── Information provided ──
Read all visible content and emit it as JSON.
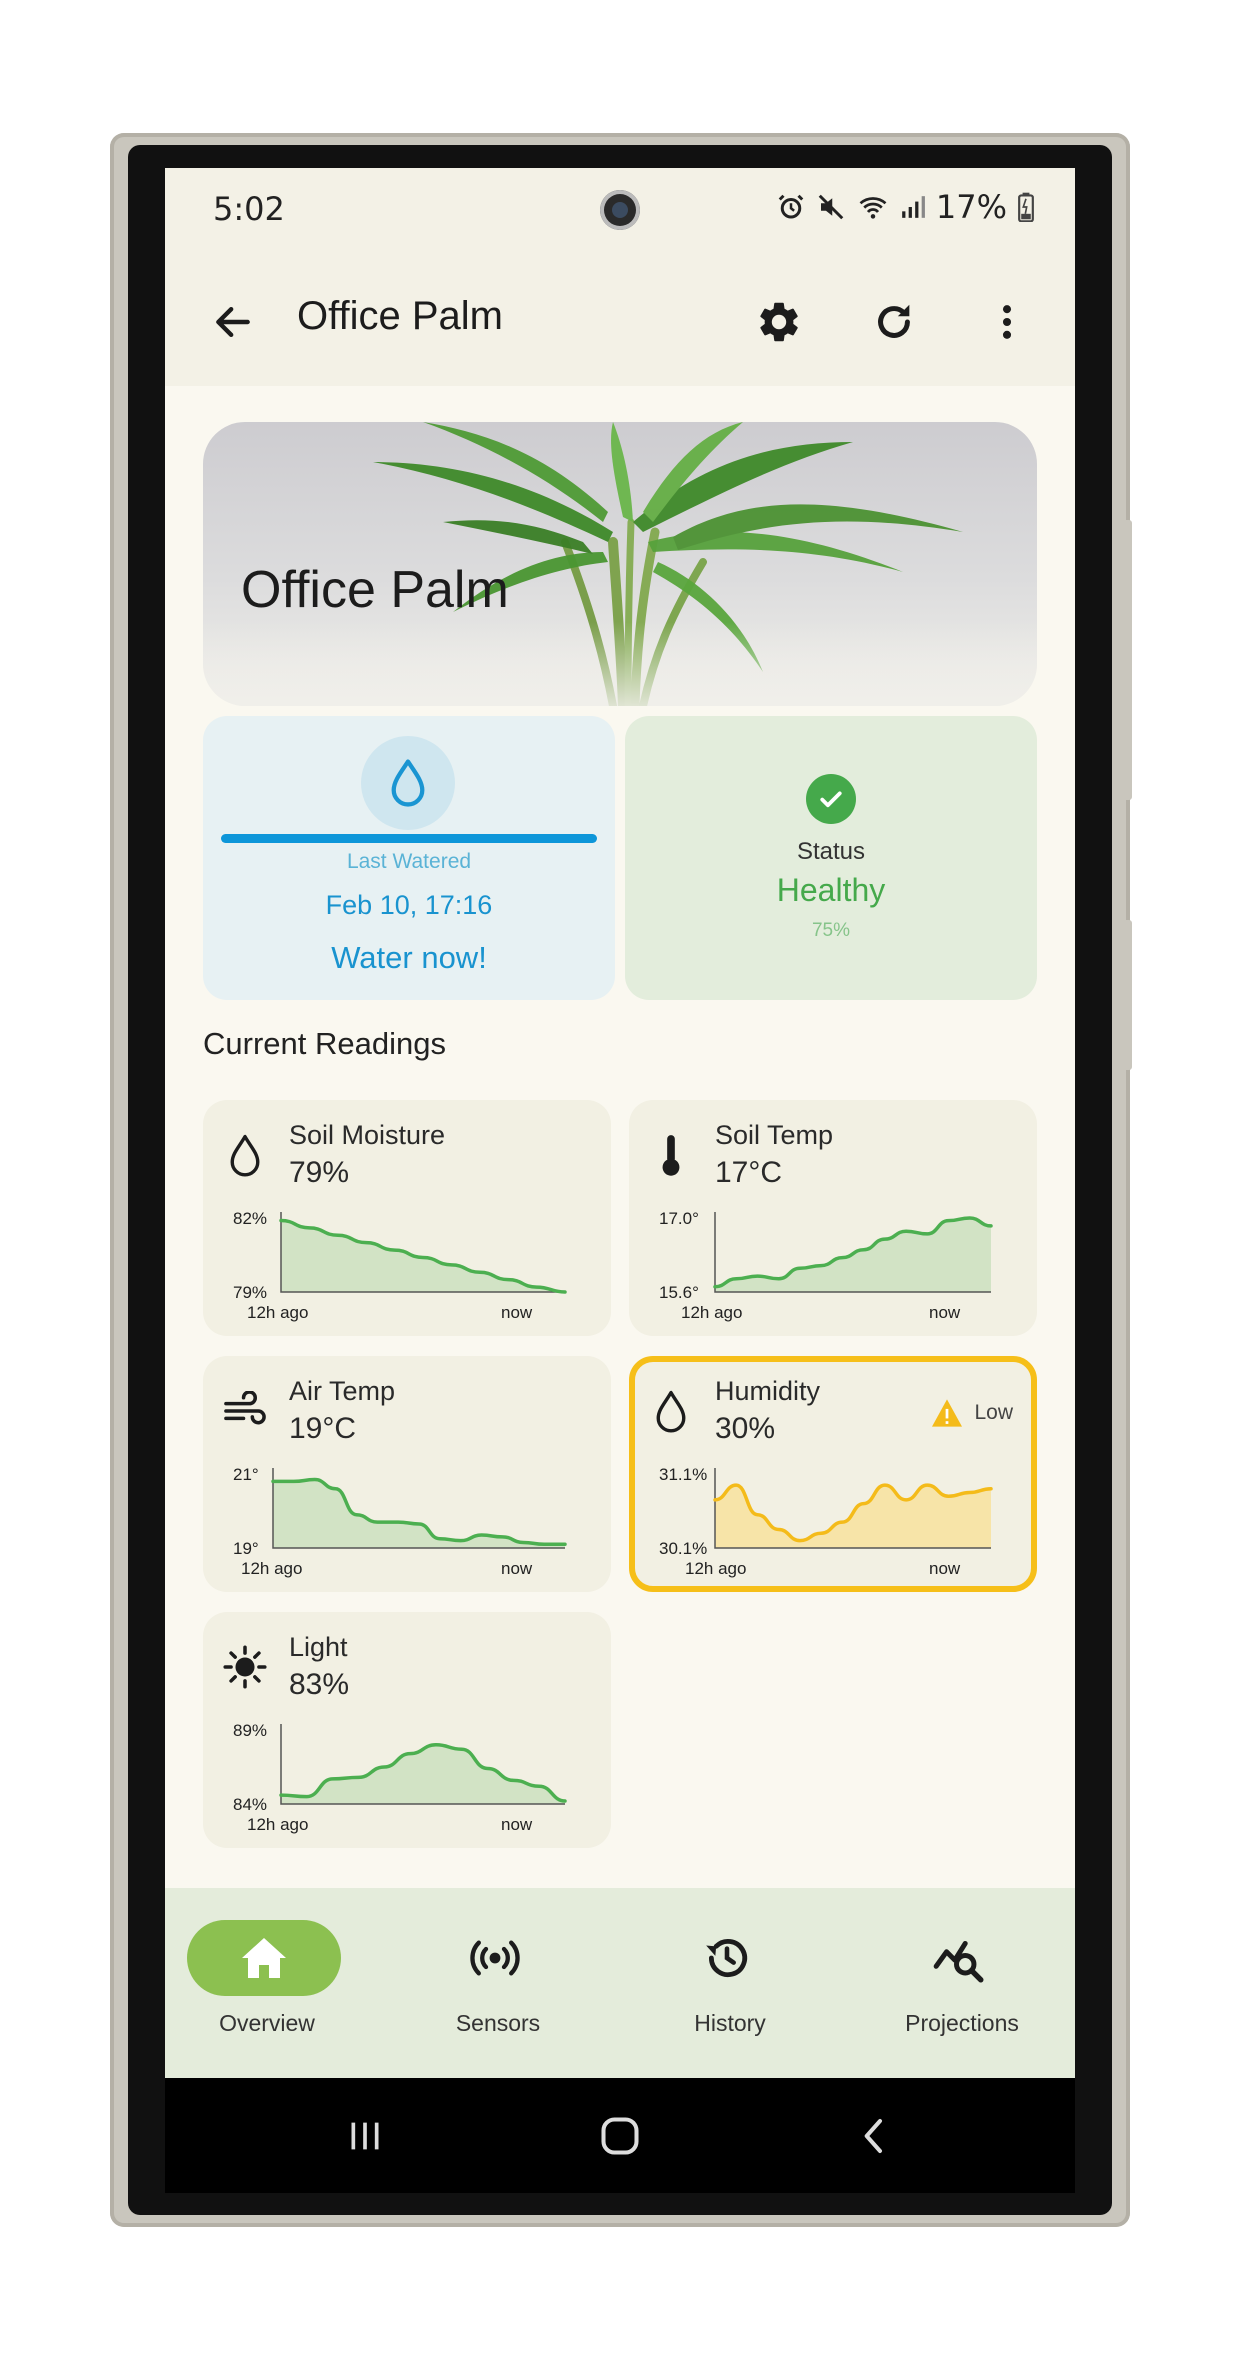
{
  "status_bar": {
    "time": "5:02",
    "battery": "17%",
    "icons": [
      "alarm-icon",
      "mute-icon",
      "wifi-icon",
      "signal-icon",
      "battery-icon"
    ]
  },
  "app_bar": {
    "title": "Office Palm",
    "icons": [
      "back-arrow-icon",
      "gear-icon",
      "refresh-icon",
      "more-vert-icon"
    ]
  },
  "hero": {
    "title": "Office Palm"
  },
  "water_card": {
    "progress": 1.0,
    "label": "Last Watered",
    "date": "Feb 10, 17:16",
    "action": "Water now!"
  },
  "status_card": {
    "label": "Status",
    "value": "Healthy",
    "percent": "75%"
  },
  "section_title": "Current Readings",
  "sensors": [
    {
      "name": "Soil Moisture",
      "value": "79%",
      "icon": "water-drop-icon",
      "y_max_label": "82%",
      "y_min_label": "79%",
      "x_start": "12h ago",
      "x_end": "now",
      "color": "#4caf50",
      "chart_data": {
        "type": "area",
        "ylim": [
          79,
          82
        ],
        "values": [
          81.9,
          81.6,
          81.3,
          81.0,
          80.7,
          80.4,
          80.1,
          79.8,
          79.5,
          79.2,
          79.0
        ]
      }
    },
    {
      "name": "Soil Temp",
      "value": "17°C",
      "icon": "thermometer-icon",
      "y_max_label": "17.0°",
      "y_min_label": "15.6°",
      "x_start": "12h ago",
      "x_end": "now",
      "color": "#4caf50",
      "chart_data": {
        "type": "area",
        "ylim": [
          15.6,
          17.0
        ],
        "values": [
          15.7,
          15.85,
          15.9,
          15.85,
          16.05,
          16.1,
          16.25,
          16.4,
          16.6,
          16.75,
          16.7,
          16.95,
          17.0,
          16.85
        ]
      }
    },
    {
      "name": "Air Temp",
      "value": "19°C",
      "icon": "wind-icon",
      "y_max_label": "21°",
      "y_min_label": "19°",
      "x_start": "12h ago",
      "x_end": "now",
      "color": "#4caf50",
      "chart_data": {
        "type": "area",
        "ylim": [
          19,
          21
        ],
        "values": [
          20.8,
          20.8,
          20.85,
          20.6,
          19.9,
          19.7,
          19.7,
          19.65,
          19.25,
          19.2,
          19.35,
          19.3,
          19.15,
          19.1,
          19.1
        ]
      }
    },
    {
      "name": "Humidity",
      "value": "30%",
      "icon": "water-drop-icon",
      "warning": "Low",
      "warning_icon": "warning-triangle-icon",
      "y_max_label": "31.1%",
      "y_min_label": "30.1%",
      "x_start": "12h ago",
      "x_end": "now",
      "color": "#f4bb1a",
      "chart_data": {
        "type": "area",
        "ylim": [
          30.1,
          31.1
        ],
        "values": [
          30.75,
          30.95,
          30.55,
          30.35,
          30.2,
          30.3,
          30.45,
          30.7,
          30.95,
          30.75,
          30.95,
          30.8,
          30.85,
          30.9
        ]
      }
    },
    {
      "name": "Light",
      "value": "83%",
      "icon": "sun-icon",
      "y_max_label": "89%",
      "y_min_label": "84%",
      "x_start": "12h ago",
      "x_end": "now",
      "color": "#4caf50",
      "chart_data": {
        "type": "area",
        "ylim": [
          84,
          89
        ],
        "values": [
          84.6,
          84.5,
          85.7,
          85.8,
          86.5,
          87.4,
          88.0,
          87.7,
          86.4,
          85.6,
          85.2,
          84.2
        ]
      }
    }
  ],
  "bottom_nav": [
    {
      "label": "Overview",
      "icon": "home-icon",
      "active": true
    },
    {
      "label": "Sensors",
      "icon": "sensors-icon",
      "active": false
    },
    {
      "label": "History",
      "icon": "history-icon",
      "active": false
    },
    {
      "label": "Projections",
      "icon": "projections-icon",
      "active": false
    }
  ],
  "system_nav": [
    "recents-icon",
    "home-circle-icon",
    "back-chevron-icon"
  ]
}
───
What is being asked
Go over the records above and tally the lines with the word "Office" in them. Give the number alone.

Exercise result
2